Doctors tested the device and detected a chemical found in nickel in the iPad’s outside coating.

Answers to key questions on link between drilling industry’s injection wells and earthquakes

FORT WORTH, Texas (AP) -- States where hydraulic fracturing is taking place have seen a surge in earthquake activity, raising suspicions that the unconventional drilling method could be to blame, especially the wells where the industry disposes of its wastewater.

Fracking generates vast amounts of wastewater, far more than traditional drilling methods. The water is pumped into injection wells, which send the waste thousands of feet underground. No one knows for certain exactly what happens to the liquids after that. Scientists wonder whether they could trigger quakes by increasing underground pressures and lubricating faults.

Oklahoma has recorded nearly 250 small-to-medium earthquakes since January, according to statistics kept by the U.S. Geological Survey. That’s close to half of all the magnitude 3 or higher earthquakes recorded this year in the continental United States.

A study published earlier this month in the journal Science suggests that just four wells injecting massive amounts of drilling wastewater into the ground are probably shaking up much of the state, accounting for one out of every five quakes from the eastern border of Colorado to the Atlantic coast.

Another concern is whether injection well operators could be pumping either too much water into the ground or pumping it at exceedingly high pressures.

Archie Andrews to be shot saving gay friend Kevin Keller in ‘Life with Archie’ comic book

LOS ANGELES (AP) -- Archie Andrews will die taking a bullet for his gay best friend.

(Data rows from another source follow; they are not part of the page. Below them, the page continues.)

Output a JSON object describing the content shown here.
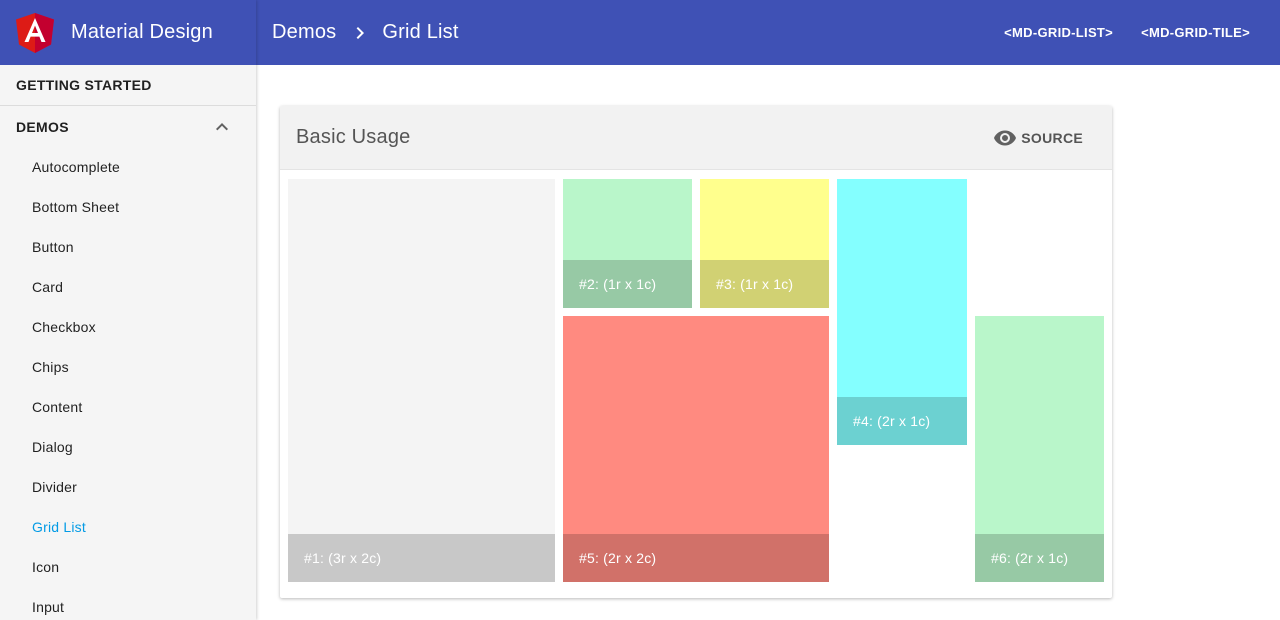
{
  "app": {
    "title": "Material Design",
    "logo_icon": "angular-shield-icon",
    "brand_color": "#3f51b5"
  },
  "header": {
    "breadcrumb": [
      "Demos",
      "Grid List"
    ],
    "separator_icon": "chevron-right-icon",
    "links": [
      "<MD-GRID-LIST>",
      "<MD-GRID-TILE>"
    ]
  },
  "sidebar": {
    "getting_started": "GETTING STARTED",
    "demos": {
      "label": "DEMOS",
      "expanded_icon": "chevron-up-icon"
    },
    "items": [
      {
        "label": "Autocomplete"
      },
      {
        "label": "Bottom Sheet"
      },
      {
        "label": "Button"
      },
      {
        "label": "Card"
      },
      {
        "label": "Checkbox"
      },
      {
        "label": "Chips"
      },
      {
        "label": "Content"
      },
      {
        "label": "Dialog"
      },
      {
        "label": "Divider"
      },
      {
        "label": "Grid List",
        "active": true
      },
      {
        "label": "Icon"
      },
      {
        "label": "Input"
      }
    ],
    "active_color": "#039be5"
  },
  "demo": {
    "title": "Basic Usage",
    "source_label": "SOURCE",
    "source_icon": "eye-icon",
    "tiles": [
      {
        "label": "#1: (3r x 2c)",
        "color": "#f4f4f4"
      },
      {
        "label": "#2: (1r x 1c)",
        "color": "#b9f6ca"
      },
      {
        "label": "#3: (1r x 1c)",
        "color": "#ffff8d"
      },
      {
        "label": "#4: (2r x 1c)",
        "color": "#84ffff"
      },
      {
        "label": "#5: (2r x 2c)",
        "color": "#ff8a80"
      },
      {
        "label": "#6: (2r x 1c)",
        "color": "#b9f6ca"
      }
    ]
  }
}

The famous freckle-faced comic book icon is meeting his demise in Wednesday’s installment of "Life with Archie" when he intervenes in an assassination attempt on Kevin Keller, Archie Comics’ first openly gay character. Andrews’ death, which was first announced in April, will mark the conclusion of the series that focuses on grown-up renditions of Andrews and his Riverdale pals.

"The way in which Archie dies is everything that you would expect of Archie," said Jon Goldwater, Archie Comics publisher and co-CEO. "He dies heroically. He dies selflessly. He dies in the manner that epitomizes not only the best of Riverdale but the best of all of us. It’s what Archie has come to represent over the past almost 75 years."

Keller’s character first joined Veronica Lodge, Betty Cooper, Jughead Jones and Reggie Mantle in the Archie Comics spin-off "Veronica" in 2010. He later appeared in his own solo title. In "Life with Archie," Keller is a married military veteran and newly elected senator who’s pushing for more gun control in Riverdale after his husband was involved in a shooting.

"We wanted to do something that was impactful that would really resonate with the world and bring home just how important Archie is to everyone," said Goldwater. "That’s how we came up with the storyline of saving Kevin. He could have saved Betty. He could have saved Veronica. We get that, but metaphorically, by saving Kevin, a new Riverdale is born."